How have you experience liturgy as nourishment for Christian living?

1 Peter 4:12-14, 5:6-11

The way of Christian discipleship is the way of the cross. These verses from the first letter of Peter illustrate this essential doctrine of the faith. Apparently, members of the community to which the author wrote were suffering persecution. Historically speaking, these trials were not at the hands of Roman government officials as the persecution of Nero was, but rather it was “pagan” converts who were facing harassment at the hands of their former co-religionists. The affirmation in faith that suffering and trial can be, and will be, transformed by God into something life giving, something glorious, is once again proclaimed.

The second half of our reading from Chapter 5 is a heartfelt and compelling testament of Christian hope and solidarity. The forces of the devil (from the Greek diabolos, related to the word “divide”) are seeking to cut through the disciples of Jesus, both personally and collectively, but do not have the power to ultimately triumph.

These closing exhortations of 1 Peter carry a cogent message for us today. The power of the Spirit bestowed upon us in baptism never leaves us, and stands to support us as we face divisive life trials. Adhering to Jesus and his vision can seem like a constant test, for so often what the world values, how the world tells us to define ourselves, is antithetical to the gospel. And we face these challenges knowing that many other sisters and brothers in faith stand with us, strengthening us in their solidarity.

What are the powers of “division,” diabolos, which you face as you seek to live out your call to Christian discipleship?

John 17:1-11

Chapter 17 marks the culmination of what are known as the Farewell or Last Supper Discourses. Preceding chapters saw Jesus speak to his disciples of the Holy Spirit, the vine and the branches, and the expected hostility they will face in the world. Jesus concludes here with a final prayer. He underscores a consistent theme of John’s gospel; i.e., Jesus has come from God, is God, and is going back to God. As the gospel crescendos to a close, a further theme of the handing of the Spirit is drawn. We see in the scene of Jesus’ death, John 19:30, Jesus’ spirit is “handed over.”

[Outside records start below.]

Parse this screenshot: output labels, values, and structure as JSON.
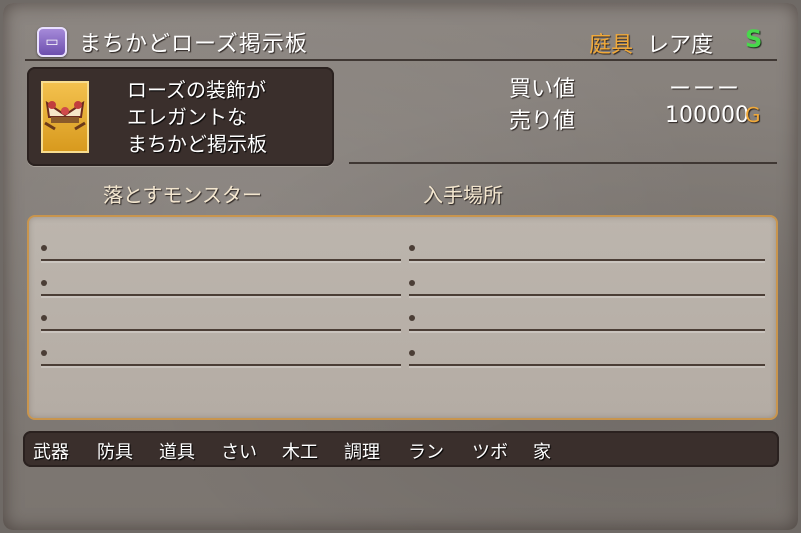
{
  "header": {
    "title": "まちかどローズ掲示板",
    "category": "庭具",
    "rarity_label": "レア度",
    "rarity_value": "S"
  },
  "item": {
    "description": [
      "ローズの装飾が",
      "エレガントな",
      "まちかど掲示板"
    ]
  },
  "prices": {
    "buy_label": "買い値",
    "buy_value": "ーーー",
    "sell_label": "売り値",
    "sell_value": "100000",
    "currency": "G"
  },
  "columns": {
    "monsters": "落とすモンスター",
    "locations": "入手場所"
  },
  "tabs": [
    "武器",
    "防具",
    "道具",
    "さい",
    "木工",
    "調理",
    "ラン",
    "ツボ",
    "家"
  ],
  "colors": {
    "category": "#f0a93a",
    "rarity": "#48d84c",
    "panel_border": "#c8954e"
  },
  "icons": {
    "title": "purple-furniture-icon",
    "item": "rose-signboard-icon"
  }
}
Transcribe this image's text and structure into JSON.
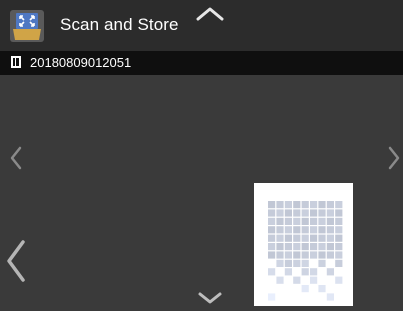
{
  "header": {
    "title": "Scan and Store",
    "app_icon": "scan-and-store-icon",
    "scroll_up_icon": "chevron-up-icon"
  },
  "file": {
    "name": "20180809012051",
    "icon": "document-icon"
  },
  "navigation": {
    "prev_small_icon": "chevron-left-icon",
    "next_small_icon": "chevron-right-icon",
    "prev_large_icon": "chevron-left-large-icon",
    "scroll_down_icon": "chevron-down-icon"
  },
  "preview": {
    "thumbnail": "page-thumbnail"
  },
  "colors": {
    "background": "#3a3a3a",
    "topbar": "#2c2c2c",
    "filebar": "#0f0f0f",
    "text": "#ffffff",
    "icon_gold": "#d0a447",
    "icon_blue": "#4f78c2"
  }
}
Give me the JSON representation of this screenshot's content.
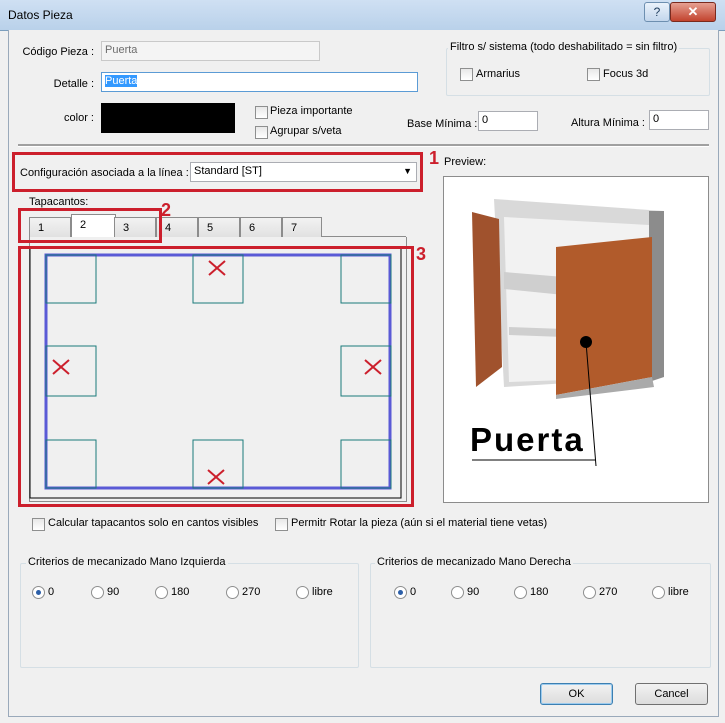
{
  "window": {
    "title": "Datos Pieza",
    "help": "?",
    "close": "✕"
  },
  "fields": {
    "codigo_label": "Código Pieza :",
    "codigo_value": "Puerta",
    "detalle_label": "Detalle :",
    "detalle_value": "Puerta",
    "color_label": "color :",
    "color_value": "#000000",
    "pieza_importante": "Pieza importante",
    "agrupar": "Agrupar s/veta",
    "base_label": "Base Mínima :",
    "base_value": "0",
    "altura_label": "Altura Mínima :",
    "altura_value": "0"
  },
  "filtro": {
    "title": "Filtro s/ sistema (todo deshabilitado = sin filtro)",
    "armarius": "Armarius",
    "focus": "Focus 3d"
  },
  "config": {
    "label": "Configuración asociada a la línea :",
    "value": "Standard [ST]"
  },
  "tapacantos": {
    "label": "Tapacantos:",
    "tabs": [
      "1",
      "2",
      "3",
      "4",
      "5",
      "6",
      "7"
    ],
    "selected": "2"
  },
  "preview": {
    "label": "Preview:",
    "text": "Puerta"
  },
  "checks": {
    "calcular": "Calcular tapacantos solo en cantos visibles",
    "permitir": "Permitr Rotar la pieza (aún si el material tiene vetas)"
  },
  "izquierda": {
    "title": "Criterios de mecanizado Mano Izquierda",
    "options": [
      "0",
      "90",
      "180",
      "270",
      "libre"
    ],
    "selected": "0"
  },
  "derecha": {
    "title": "Criterios de mecanizado Mano Derecha",
    "options": [
      "0",
      "90",
      "180",
      "270",
      "libre"
    ],
    "selected": "0"
  },
  "buttons": {
    "ok": "OK",
    "cancel": "Cancel"
  },
  "annotations": [
    "1",
    "2",
    "3"
  ],
  "colors": {
    "annotation": "#cc1f2c",
    "edge": "#5a5ad6",
    "panel": "#1a7a7a",
    "door": "#a0522d"
  }
}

In today’s text, the disciples have been given the “words” of God (v. 8), just as previous chapters have spoken of Jesus bestowing “life,” “water,” and “light.” As the gospel draws to a close, the disciples of Jesus have grown in faith, from partial understanding, to the point of verse 8, “they have believed that you sent me.”

For John, faith has been a journey, inaugurated in the waters of baptism, but only matured through being with Jesus, day after day, and through trial. We see in this how the experience of the first Christians mirrors our own in so many ways.

How does this text serve as a measure of your own journey of faith?